▸ Directions for this task: Filter the entries for the word "High". Copy each line that has it.

***** Supplied entries

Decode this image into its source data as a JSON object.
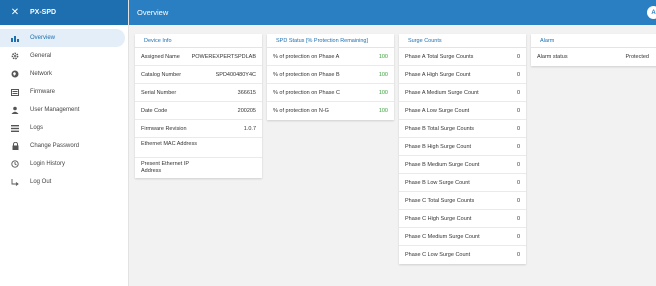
{
  "app": {
    "title": "PX-SPD",
    "close_glyph": "✕"
  },
  "topbar": {
    "title": "Overview",
    "avatar": "A"
  },
  "sidebar": {
    "items": [
      {
        "label": "Overview",
        "icon": "bar-chart-icon",
        "active": true
      },
      {
        "label": "General",
        "icon": "gear-icon"
      },
      {
        "label": "Network",
        "icon": "globe-icon"
      },
      {
        "label": "Firmware",
        "icon": "firmware-icon"
      },
      {
        "label": "User Management",
        "icon": "user-icon"
      },
      {
        "label": "Logs",
        "icon": "list-icon"
      },
      {
        "label": "Change Password",
        "icon": "lock-icon"
      },
      {
        "label": "Login History",
        "icon": "history-icon"
      },
      {
        "label": "Log Out",
        "icon": "logout-icon"
      }
    ]
  },
  "device_info": {
    "title": "Device Info",
    "rows": [
      {
        "label": "Assigned Name",
        "value": "POWEREXPERTSPDLAB"
      },
      {
        "label": "Catalog Number",
        "value": "SPD400480Y4C"
      },
      {
        "label": "Serial Number",
        "value": "366615"
      },
      {
        "label": "Date Code",
        "value": "200205"
      },
      {
        "label": "Firmware Revision",
        "value": "1.0.7"
      },
      {
        "label": "Ethernet MAC Address",
        "value": ""
      },
      {
        "label": "Present Ethernet IP Address",
        "value": ""
      }
    ]
  },
  "spd_status": {
    "title": "SPD Status [% Protection Remaining]",
    "rows": [
      {
        "label": "% of protection on Phase A",
        "value": "100"
      },
      {
        "label": "% of protection on Phase B",
        "value": "100"
      },
      {
        "label": "% of protection on Phase C",
        "value": "100"
      },
      {
        "label": "% of protection on N-G",
        "value": "100"
      }
    ]
  },
  "surge_counts": {
    "title": "Surge Counts",
    "rows": [
      {
        "label": "Phase A Total Surge Counts",
        "value": "0"
      },
      {
        "label": "Phase A High Surge Count",
        "value": "0"
      },
      {
        "label": "Phase A Medium Surge Count",
        "value": "0"
      },
      {
        "label": "Phase A Low Surge Count",
        "value": "0"
      },
      {
        "label": "Phase B Total Surge Counts",
        "value": "0"
      },
      {
        "label": "Phase B High Surge Count",
        "value": "0"
      },
      {
        "label": "Phase B Medium Surge Count",
        "value": "0"
      },
      {
        "label": "Phase B Low Surge Count",
        "value": "0"
      },
      {
        "label": "Phase C Total Surge Counts",
        "value": "0"
      },
      {
        "label": "Phase C High Surge Count",
        "value": "0"
      },
      {
        "label": "Phase C Medium Surge Count",
        "value": "0"
      },
      {
        "label": "Phase C Low Surge Count",
        "value": "0"
      }
    ]
  },
  "alarm": {
    "title": "Alarm",
    "rows": [
      {
        "label": "Alarm status",
        "value": "Protected"
      }
    ]
  },
  "colors": {
    "header": "#2a7fc2",
    "sidebar_header": "#1e6fb0",
    "accent": "#1e6fb0",
    "ok_green": "#3aa53a"
  }
}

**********

▸ Response to this task:
        "label": "Phase A High Surge Count",
        "label": "Phase B High Surge Count",
        "label": "Phase C High Surge Count",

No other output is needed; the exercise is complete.